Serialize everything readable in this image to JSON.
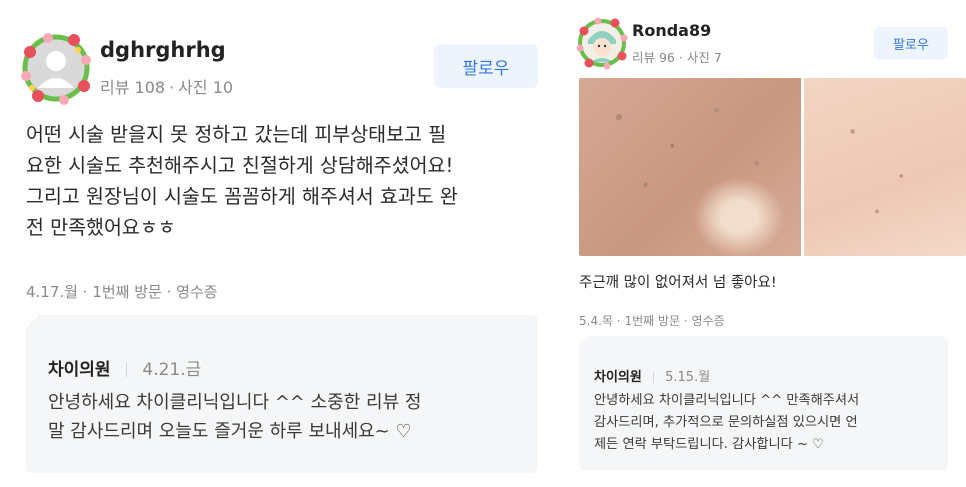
{
  "left": {
    "user": {
      "name": "dghrghrhg",
      "review_count_label": "리뷰 108",
      "dot": "·",
      "photo_count_label": "사진 10"
    },
    "follow_label": "팔로우",
    "review_lines": [
      "어떤 시술 받을지 못 정하고 갔는데 피부상태보고 필",
      "요한 시술도 추천해주시고 친절하게 상담해주셨어요!",
      "그리고 원장님이 시술도 꼼꼼하게 해주셔서 효과도 완",
      "전 만족했어요ㅎㅎ"
    ],
    "meta": {
      "date": "4.17.월",
      "dot1": "·",
      "visit": "1번째 방문",
      "dot2": "·",
      "receipt": "영수증"
    },
    "reply": {
      "author": "차이의원",
      "date": "4.21.금",
      "lines": [
        "안녕하세요 차이클리닉입니다 ^^ 소중한 리뷰 정",
        "말 감사드리며 오늘도 즐거운 하루 보내세요~ ♡"
      ]
    }
  },
  "right": {
    "user": {
      "name": "Ronda89",
      "review_count_label": "리뷰 96",
      "dot": "·",
      "photo_count_label": "사진 7"
    },
    "follow_label": "팔로우",
    "review_lines": [
      "주근깨 많이 없어져서 넘 좋아요!"
    ],
    "meta": {
      "date": "5.4.목",
      "dot1": "·",
      "visit": "1번째 방문",
      "dot2": "·",
      "receipt": "영수증"
    },
    "reply": {
      "author": "차이의원",
      "date": "5.15.월",
      "lines": [
        "안녕하세요 차이클리닉입니다 ^^ 만족해주셔서",
        "감사드리며, 추가적으로 문의하실점 있으시면 언",
        "제든 연락 부탁드립니다. 감사합니다 ~ ♡"
      ]
    }
  },
  "colors": {
    "follow_bg": "#eef4fd",
    "follow_text": "#3478e3",
    "reply_bg": "#f4f6f7",
    "muted_text": "#8a8a8a",
    "flower_red": "#e8505b",
    "leaf_green": "#6abf4b"
  },
  "icons": {
    "left_avatar": "flower-wreath-default-avatar-icon",
    "right_avatar": "flower-wreath-character-avatar-icon"
  }
}
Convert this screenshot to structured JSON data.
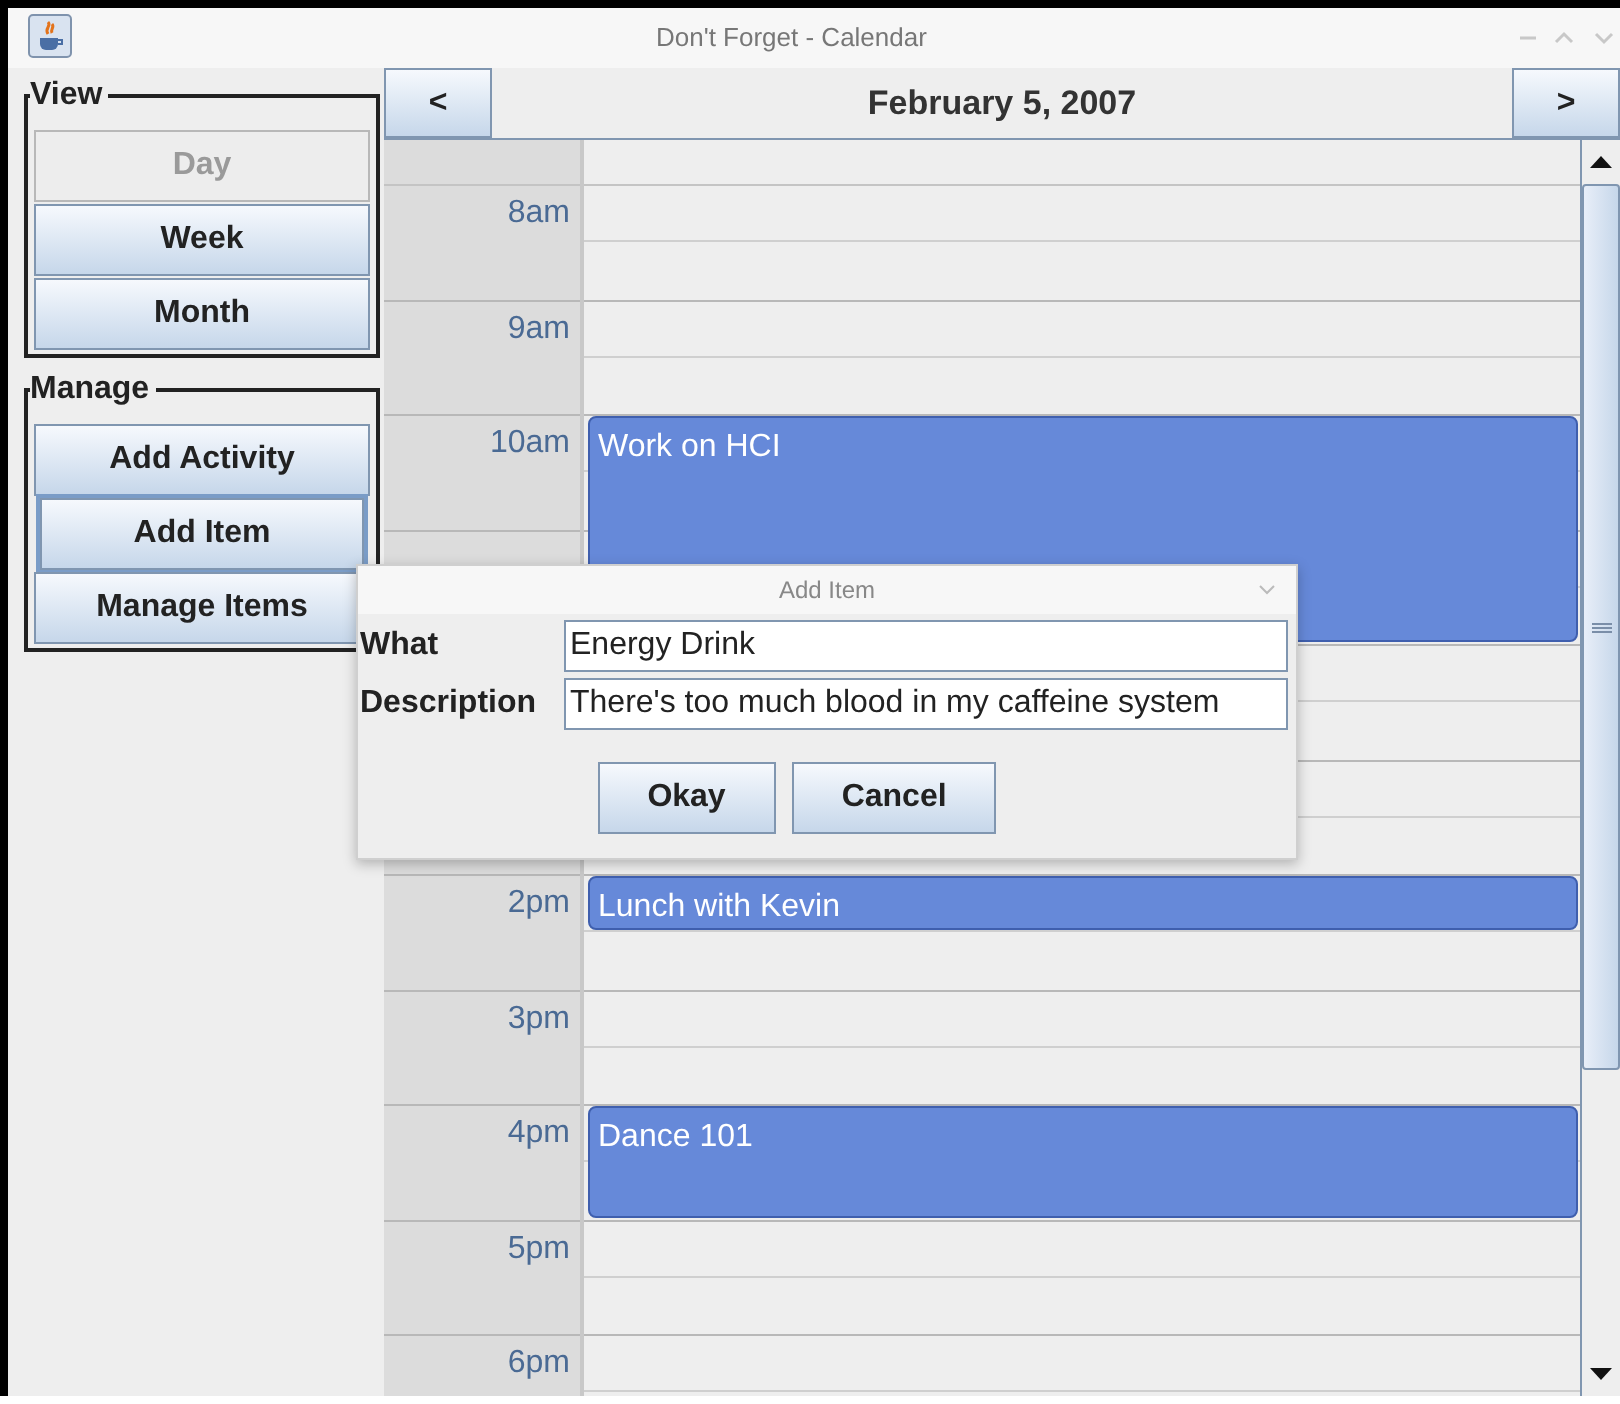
{
  "window": {
    "title": "Don't Forget - Calendar"
  },
  "view_group": {
    "title": "View",
    "buttons": [
      {
        "label": "Day",
        "disabled": true
      },
      {
        "label": "Week",
        "disabled": false
      },
      {
        "label": "Month",
        "disabled": false
      }
    ]
  },
  "manage_group": {
    "title": "Manage",
    "buttons": [
      {
        "label": "Add Activity",
        "focused": false
      },
      {
        "label": "Add Item",
        "focused": true
      },
      {
        "label": "Manage Items",
        "focused": false
      }
    ]
  },
  "calendar": {
    "prev": "<",
    "date": "February 5, 2007",
    "next": ">",
    "hours": [
      {
        "kind": "hour",
        "label": "8am"
      },
      {
        "kind": "hour",
        "label": "9am"
      },
      {
        "kind": "hour",
        "label": "10am",
        "event": {
          "title": "Work on HCI",
          "kind": "two-hours"
        }
      },
      {
        "kind": "covered"
      },
      {
        "kind": "covered"
      },
      {
        "kind": "covered"
      },
      {
        "kind": "hour",
        "label": "2pm",
        "event": {
          "title": "Lunch with Kevin",
          "kind": "half-hour"
        }
      },
      {
        "kind": "hour",
        "label": "3pm"
      },
      {
        "kind": "hour",
        "label": "4pm",
        "event": {
          "title": "Dance 101",
          "kind": "hour"
        }
      },
      {
        "kind": "hour",
        "label": "5pm"
      },
      {
        "kind": "hour",
        "label": "6pm"
      }
    ]
  },
  "dialog": {
    "title": "Add Item",
    "fields": [
      {
        "label": "What",
        "value": "Energy Drink"
      },
      {
        "label": "Description",
        "value": "There's too much blood in my caffeine system"
      }
    ],
    "buttons": [
      "Okay",
      "Cancel"
    ]
  }
}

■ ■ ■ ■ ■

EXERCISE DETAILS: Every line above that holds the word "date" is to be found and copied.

SOLUTION FOR THIS TASK:
      "date": "4.17.월",
      "date": "4.21.금",
      "date": "5.4.목",
      "date": "5.15.월",
    "date": "February 5, 2007",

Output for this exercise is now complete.